  • Requirements. There are admissions requirements, and then there are program requirements once you get in. Before applying, you’ll have to compare the program requirements with your own credentials. Is there a minimum GPA requirement or certain prerequisite classes? Do you have to submit GRE scores? Make sure you meet these requirements and include all required documents before hitting send. Additionally, most graduate programs will require some sort of experiential learning outside of the classroom. It might be research, an internship, or other practical experience. Think about what will be most beneficial to you and how you can balance your coursework with an unpaid interning or researching.

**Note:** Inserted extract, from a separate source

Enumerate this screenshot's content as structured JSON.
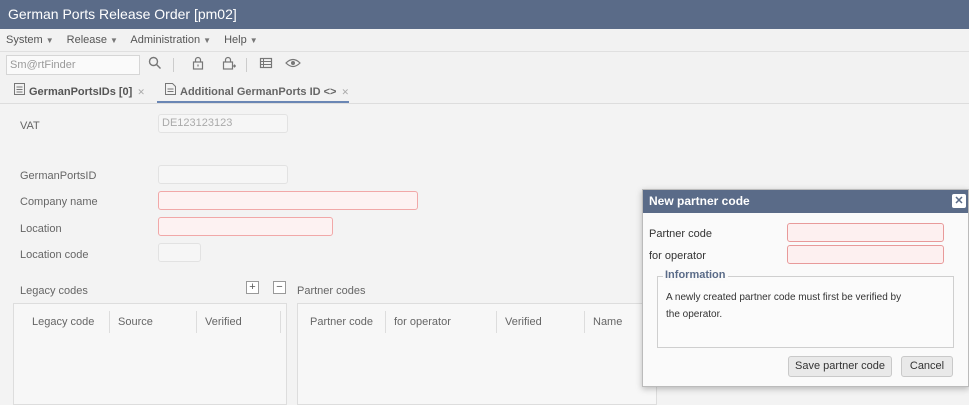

  • Passion v. Realism. As a career services groupie, I am all about following your passion when it comes to education and career. However, when making an investment in that passion, it’s important to consider what kind of opportunities will be available to you once you complete the degree. Talk to alumni of the programs you’re considering and ask about their experiences in the program and how it prepared them for their current job. Do their jobs appeal to you? You can find alumni to speak to by asking the admissions office or searching on LinkedIn (it’s not creepy, I promise).
  • Cost. Once you’ve hit send on the applications and the acceptances start rolling in, you’ll have more decisions to make. Of course the financial aid a school offers will be a factor in your decision, but it’s smart to also consider the cost of living where the schools are located. Maybe that school in New York City offered you more financial aid, but are you going to spend those savings on one trip to the nearest Whole Foods? You have to be realistic about the cost of school as well as living expenses and make decisions that make sense for you financially.

Once you’ve made it past step one, deciding to go to grad school, make sure you do your due diligence researching programs to find the one that is the best fit for you and will propel you toward your career goals. Location, reputation, curriculum requirements, cost and career opportunities are all key factors to consider and will help narrow your choices and ultimately select the right graduate program for you.

Emily Brown is a Career Development intern and a graduate student in Northeastern’s College Student Development and Counseling Program. She is a lifelong Bostonian interested in the integration of social media into the professional realm.  Contact her at e.brown@neu.edu.